Hiroshima and The Children’s Peace Monument

Hiroshima and The Children’s Peace Monument

Symbolized by a thousand crane birds and a young girl in the city of Hiroshima, Japan, the Children’s Peace Monument symbolizes the horrific marks of a world war, the resistance to suffering, and the trauma experienced.

Children’s Peace Monument is a monument erected in memory of thousands of children and Sadako Sasaki, who died as a result of an atomic bomb attack on Hiroshima.

On the morning of August 6, 1945, the US bomber Enola Gay dropped the first atomic bomb of history on Hiroshima, nicknamed Little Boy. The 2-year-old girl Sadako Sasaki survived the bombing. However, 10 years later, the effect of the nuclear bomb was cancer. She was hospitalized. Sadako, who believed she would recover if she’d made 1000 origami crane figures according to an old Japanese belief, talked to each figure she had made, “I will write peace on your wings, so you can fly all over the world.” However, the life of Sadako was not long enough to complete building 1000 cranes. She died when she was done making 644 crane birds. The remaining 356 birds were completed by her friends and all the birds were buried with her.

Not only Japan, but the whole world was affected by Sadako’s story. Local artist Kazuo Kikuchi and Kiyoshi Ikebe designed the monument, and the monument was materialized by the fundraiser organized by Japanese students including Sadako’s friends. It was opened with the title “Atomic Bomb Children Statue” on May 5, 1958.
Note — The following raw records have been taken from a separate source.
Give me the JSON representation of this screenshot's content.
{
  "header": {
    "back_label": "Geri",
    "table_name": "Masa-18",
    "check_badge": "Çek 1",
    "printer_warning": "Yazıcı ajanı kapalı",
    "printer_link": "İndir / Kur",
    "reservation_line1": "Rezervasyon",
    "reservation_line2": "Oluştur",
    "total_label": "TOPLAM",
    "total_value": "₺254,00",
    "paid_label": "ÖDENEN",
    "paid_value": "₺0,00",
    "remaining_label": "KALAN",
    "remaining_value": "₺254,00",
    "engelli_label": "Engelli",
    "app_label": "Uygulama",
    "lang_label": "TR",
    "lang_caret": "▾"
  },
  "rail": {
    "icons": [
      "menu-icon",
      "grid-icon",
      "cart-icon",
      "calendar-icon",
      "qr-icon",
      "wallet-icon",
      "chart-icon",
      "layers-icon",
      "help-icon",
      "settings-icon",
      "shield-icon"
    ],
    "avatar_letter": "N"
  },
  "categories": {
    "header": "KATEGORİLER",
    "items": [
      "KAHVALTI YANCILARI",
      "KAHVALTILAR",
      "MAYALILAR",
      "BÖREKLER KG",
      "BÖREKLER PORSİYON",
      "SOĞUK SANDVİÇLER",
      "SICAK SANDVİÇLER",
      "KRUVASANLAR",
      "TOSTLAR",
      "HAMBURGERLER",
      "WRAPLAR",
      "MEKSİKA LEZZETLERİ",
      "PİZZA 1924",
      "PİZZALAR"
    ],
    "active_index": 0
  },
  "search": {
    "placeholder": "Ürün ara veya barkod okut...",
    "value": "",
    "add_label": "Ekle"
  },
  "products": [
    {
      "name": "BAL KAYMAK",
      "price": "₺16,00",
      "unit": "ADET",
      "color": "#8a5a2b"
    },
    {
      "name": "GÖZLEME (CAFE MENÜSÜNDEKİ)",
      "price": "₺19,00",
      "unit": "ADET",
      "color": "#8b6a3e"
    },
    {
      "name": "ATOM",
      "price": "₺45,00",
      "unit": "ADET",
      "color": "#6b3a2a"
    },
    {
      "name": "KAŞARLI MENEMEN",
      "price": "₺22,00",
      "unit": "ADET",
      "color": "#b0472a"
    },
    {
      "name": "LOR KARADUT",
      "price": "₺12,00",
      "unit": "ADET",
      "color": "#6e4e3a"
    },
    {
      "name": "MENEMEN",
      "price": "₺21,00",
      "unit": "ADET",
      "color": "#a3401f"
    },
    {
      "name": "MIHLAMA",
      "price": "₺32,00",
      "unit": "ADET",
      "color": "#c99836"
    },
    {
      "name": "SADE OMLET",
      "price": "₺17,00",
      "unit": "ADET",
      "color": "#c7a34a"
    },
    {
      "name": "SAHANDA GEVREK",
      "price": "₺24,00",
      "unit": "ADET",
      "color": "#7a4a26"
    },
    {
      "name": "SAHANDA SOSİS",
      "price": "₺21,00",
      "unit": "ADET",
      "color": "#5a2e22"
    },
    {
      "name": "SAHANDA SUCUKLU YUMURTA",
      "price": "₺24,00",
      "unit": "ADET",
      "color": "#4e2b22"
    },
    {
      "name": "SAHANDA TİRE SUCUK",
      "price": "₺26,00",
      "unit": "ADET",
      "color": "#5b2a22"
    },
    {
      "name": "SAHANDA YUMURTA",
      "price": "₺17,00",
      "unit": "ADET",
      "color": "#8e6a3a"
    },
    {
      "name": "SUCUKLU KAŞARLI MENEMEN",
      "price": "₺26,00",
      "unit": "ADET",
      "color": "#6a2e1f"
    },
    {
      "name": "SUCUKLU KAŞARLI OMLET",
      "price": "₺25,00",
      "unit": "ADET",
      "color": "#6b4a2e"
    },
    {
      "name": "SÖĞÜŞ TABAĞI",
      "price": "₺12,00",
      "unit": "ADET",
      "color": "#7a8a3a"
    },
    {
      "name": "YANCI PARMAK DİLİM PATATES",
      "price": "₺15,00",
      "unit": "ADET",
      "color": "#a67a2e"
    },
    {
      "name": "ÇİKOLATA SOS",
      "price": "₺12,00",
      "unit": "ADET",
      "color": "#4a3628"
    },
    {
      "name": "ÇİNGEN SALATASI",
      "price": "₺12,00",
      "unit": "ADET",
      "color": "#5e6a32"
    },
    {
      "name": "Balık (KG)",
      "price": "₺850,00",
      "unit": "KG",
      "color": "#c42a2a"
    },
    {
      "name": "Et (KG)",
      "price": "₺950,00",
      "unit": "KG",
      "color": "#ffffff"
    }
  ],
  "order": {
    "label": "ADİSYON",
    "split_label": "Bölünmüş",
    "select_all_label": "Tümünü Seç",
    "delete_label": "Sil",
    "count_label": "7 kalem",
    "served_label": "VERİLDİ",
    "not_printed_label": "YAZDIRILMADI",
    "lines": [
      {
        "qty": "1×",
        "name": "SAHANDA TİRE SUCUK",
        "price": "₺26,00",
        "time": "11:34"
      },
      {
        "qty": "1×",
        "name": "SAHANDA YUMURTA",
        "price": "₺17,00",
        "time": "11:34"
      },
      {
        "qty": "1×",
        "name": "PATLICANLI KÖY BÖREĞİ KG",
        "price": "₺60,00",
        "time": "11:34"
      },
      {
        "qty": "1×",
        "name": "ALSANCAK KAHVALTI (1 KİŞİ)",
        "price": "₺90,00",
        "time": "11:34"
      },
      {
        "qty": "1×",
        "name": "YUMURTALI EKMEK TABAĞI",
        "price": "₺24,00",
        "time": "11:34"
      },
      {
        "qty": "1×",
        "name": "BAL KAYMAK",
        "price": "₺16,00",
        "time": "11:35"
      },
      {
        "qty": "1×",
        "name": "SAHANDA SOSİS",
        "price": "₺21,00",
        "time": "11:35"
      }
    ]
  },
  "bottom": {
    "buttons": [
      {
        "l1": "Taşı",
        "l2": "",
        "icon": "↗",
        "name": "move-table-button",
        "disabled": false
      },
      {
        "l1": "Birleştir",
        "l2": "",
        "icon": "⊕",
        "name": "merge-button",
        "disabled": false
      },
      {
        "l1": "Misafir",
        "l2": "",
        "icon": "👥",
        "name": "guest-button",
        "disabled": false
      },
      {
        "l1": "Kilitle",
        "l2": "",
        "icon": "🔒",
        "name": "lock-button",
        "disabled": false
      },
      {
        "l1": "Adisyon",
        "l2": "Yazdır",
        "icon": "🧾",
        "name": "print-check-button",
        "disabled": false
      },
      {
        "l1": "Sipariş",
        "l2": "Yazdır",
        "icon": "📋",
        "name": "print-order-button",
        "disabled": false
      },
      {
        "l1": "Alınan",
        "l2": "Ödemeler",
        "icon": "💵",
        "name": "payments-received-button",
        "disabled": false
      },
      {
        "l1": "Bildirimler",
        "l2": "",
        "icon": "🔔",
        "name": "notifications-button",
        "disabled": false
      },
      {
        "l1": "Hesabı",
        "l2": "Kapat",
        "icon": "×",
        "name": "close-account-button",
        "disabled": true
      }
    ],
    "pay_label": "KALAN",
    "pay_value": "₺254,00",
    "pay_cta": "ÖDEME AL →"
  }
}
Sadako who stands on top the statue holding a crane bird in her hands was immortalized. The surroundings of the statue are filled with crane models sent from all over the world every day. These models express the common wish of the children, who sent them from around the world and who visited the statue, which is a world where no wars exist. A bronze crane bird takes place underneath the main structure. A pleasant chime sound is heard when this bronze bird is pushed towards the peace bell. These two pieces were donated by the Nobel prize winner physicist Hideki Yukawa.